Show, from the records below, all lines that contain the word "silhouette".

(DATA EXTRACT Opens)

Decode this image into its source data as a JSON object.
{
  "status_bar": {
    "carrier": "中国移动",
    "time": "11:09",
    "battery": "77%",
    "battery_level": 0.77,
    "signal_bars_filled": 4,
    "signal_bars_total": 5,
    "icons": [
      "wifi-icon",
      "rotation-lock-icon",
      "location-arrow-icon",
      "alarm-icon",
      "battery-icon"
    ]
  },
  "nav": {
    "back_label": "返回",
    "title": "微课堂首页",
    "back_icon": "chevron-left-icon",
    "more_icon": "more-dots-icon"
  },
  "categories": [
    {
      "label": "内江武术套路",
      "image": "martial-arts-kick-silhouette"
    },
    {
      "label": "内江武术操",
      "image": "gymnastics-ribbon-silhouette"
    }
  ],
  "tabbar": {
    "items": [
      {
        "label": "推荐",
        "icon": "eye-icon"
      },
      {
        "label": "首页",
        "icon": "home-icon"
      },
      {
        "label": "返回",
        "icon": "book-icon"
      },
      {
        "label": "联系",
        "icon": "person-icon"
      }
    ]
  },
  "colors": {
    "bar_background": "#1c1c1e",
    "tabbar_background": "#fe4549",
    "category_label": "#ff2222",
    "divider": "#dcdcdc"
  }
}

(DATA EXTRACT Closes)

* OUTPUT FOR THIS EXERCISE *
      "image": "martial-arts-kick-silhouette"
      "image": "gymnastics-ribbon-silhouette"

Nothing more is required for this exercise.